__Task item__: The expected answer is every line from the material below that has the word "icon".

──────── Record excerpts

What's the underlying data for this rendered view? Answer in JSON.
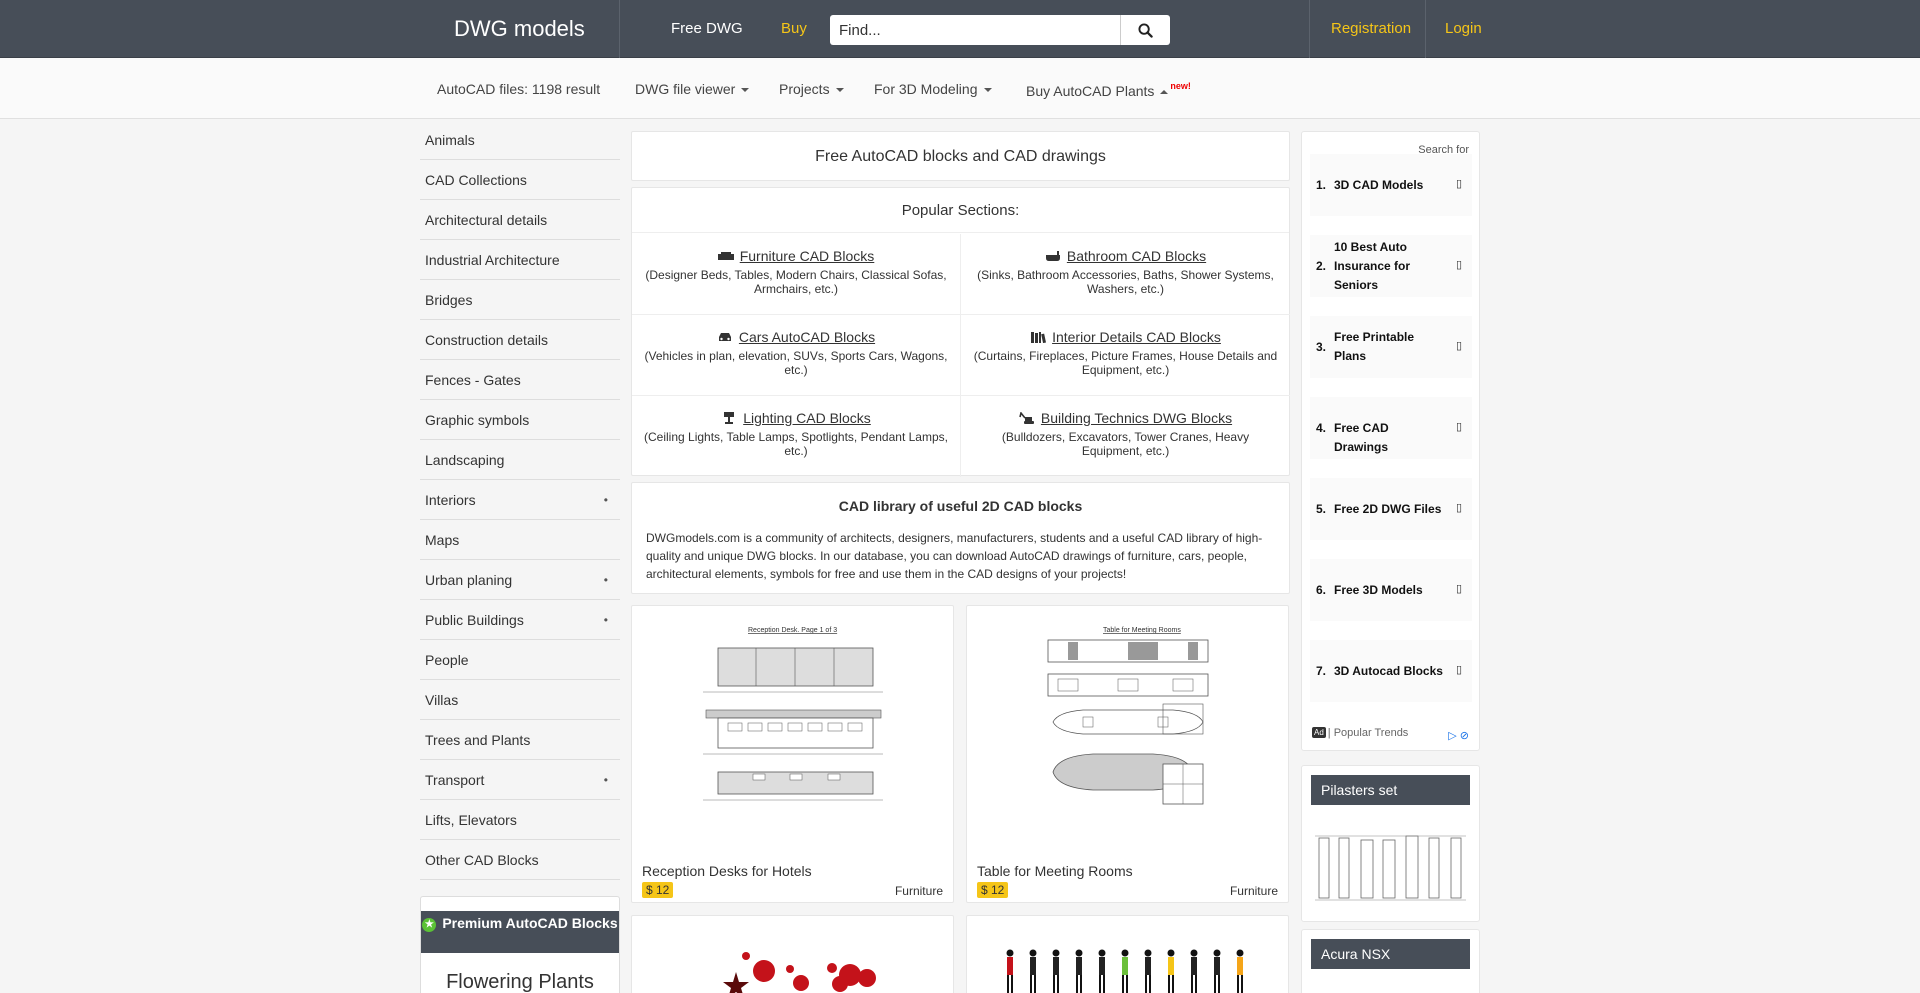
{
  "header": {
    "brand": "DWG models",
    "nav_free": "Free DWG",
    "nav_buy": "Buy",
    "search_placeholder": "Find...",
    "registration": "Registration",
    "login": "Login",
    "accent_color": "#f5c518",
    "bar_color": "#474e58"
  },
  "subnav": {
    "autocad_files": "AutoCAD files: 1198 result",
    "viewer": "DWG file viewer",
    "projects": "Projects",
    "modeling": "For 3D Modeling",
    "buy_plants": "Buy AutoCAD Plants",
    "new_badge": "new!"
  },
  "sidebar": {
    "items": [
      {
        "label": "Animals",
        "dot": ""
      },
      {
        "label": "CAD Collections",
        "dot": ""
      },
      {
        "label": "Architectural details",
        "dot": ""
      },
      {
        "label": "Industrial Architecture",
        "dot": ""
      },
      {
        "label": "Bridges",
        "dot": ""
      },
      {
        "label": "Construction details",
        "dot": ""
      },
      {
        "label": "Fences - Gates",
        "dot": ""
      },
      {
        "label": "Graphic symbols",
        "dot": ""
      },
      {
        "label": "Landscaping",
        "dot": ""
      },
      {
        "label": "Interiors",
        "dot": "•"
      },
      {
        "label": "Maps",
        "dot": ""
      },
      {
        "label": "Urban planing",
        "dot": "•"
      },
      {
        "label": "Public Buildings",
        "dot": "•"
      },
      {
        "label": "People",
        "dot": ""
      },
      {
        "label": "Villas",
        "dot": ""
      },
      {
        "label": "Trees and Plants",
        "dot": ""
      },
      {
        "label": "Transport",
        "dot": "•"
      },
      {
        "label": "Lifts, Elevators",
        "dot": ""
      },
      {
        "label": "Other CAD Blocks",
        "dot": ""
      }
    ],
    "premium_title": "Premium AutoCAD Blocks",
    "premium_sub": "Flowering Plants"
  },
  "main": {
    "title": "Free AutoCAD blocks and CAD drawings",
    "popular_title": "Popular Sections:",
    "popular": [
      {
        "icon": "sofa-icon",
        "label": "Furniture CAD Blocks",
        "desc": "(Designer Beds, Tables, Modern Chairs, Classical Sofas, Armchairs, etc.)"
      },
      {
        "icon": "bathtub-icon",
        "label": "Bathroom CAD Blocks",
        "desc": "(Sinks, Bathroom Accessories, Baths, Shower Systems, Washers, etc.)"
      },
      {
        "icon": "car-icon",
        "label": "Cars AutoCAD Blocks",
        "desc": "(Vehicles in plan, elevation, SUVs, Sports Cars, Wagons, etc.)"
      },
      {
        "icon": "books-icon",
        "label": "Interior Details CAD Blocks",
        "desc": "(Curtains, Fireplaces, Picture Frames, House Details and Equipment, etc.)"
      },
      {
        "icon": "lamp-icon",
        "label": "Lighting CAD Blocks",
        "desc": "(Ceiling Lights, Table Lamps, Spotlights, Pendant Lamps, etc.)"
      },
      {
        "icon": "excavator-icon",
        "label": "Building Technics DWG Blocks",
        "desc": "(Bulldozers, Excavators, Tower Cranes, Heavy Equipment, etc.)"
      }
    ],
    "library_title": "CAD library of useful 2D CAD blocks",
    "library_text": "DWGmodels.com is a community of architects, designers, manufacturers, students and a useful CAD library of high-quality and unique DWG blocks. In our database, you can download AutoCAD drawings of furniture, cars, people, architectural elements, symbols for free and use them in the CAD designs of your projects!",
    "cards": [
      {
        "title": "Reception Desks for Hotels",
        "price": "$ 12",
        "category": "Furniture",
        "thumb_caption": "Reception Desk. Page 1 of 3"
      },
      {
        "title": "Table for Meeting Rooms",
        "price": "$ 12",
        "category": "Furniture",
        "thumb_caption": "Table for Meeting Rooms"
      }
    ]
  },
  "ad": {
    "search_for": "Search for",
    "items": [
      {
        "num": "1.",
        "text": "3D CAD Models"
      },
      {
        "num": "2.",
        "text": "10 Best Auto Insurance for Seniors"
      },
      {
        "num": "3.",
        "text": "Free Printable Plans"
      },
      {
        "num": "4.",
        "text": "Free CAD Drawings"
      },
      {
        "num": "5.",
        "text": "Free 2D DWG Files"
      },
      {
        "num": "6.",
        "text": "Free 3D Models"
      },
      {
        "num": "7.",
        "text": "3D Autocad Blocks"
      }
    ],
    "arrow": "▯",
    "badge": "Ad",
    "footer": "| Popular Trends"
  },
  "right_cards": [
    {
      "title": "Pilasters set"
    },
    {
      "title": "Acura NSX"
    }
  ]
}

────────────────

__Task output__:
        "icon": "sofa-icon",
        "icon": "bathtub-icon",
        "icon": "car-icon",
        "icon": "books-icon",
        "icon": "lamp-icon",
        "icon": "excavator-icon",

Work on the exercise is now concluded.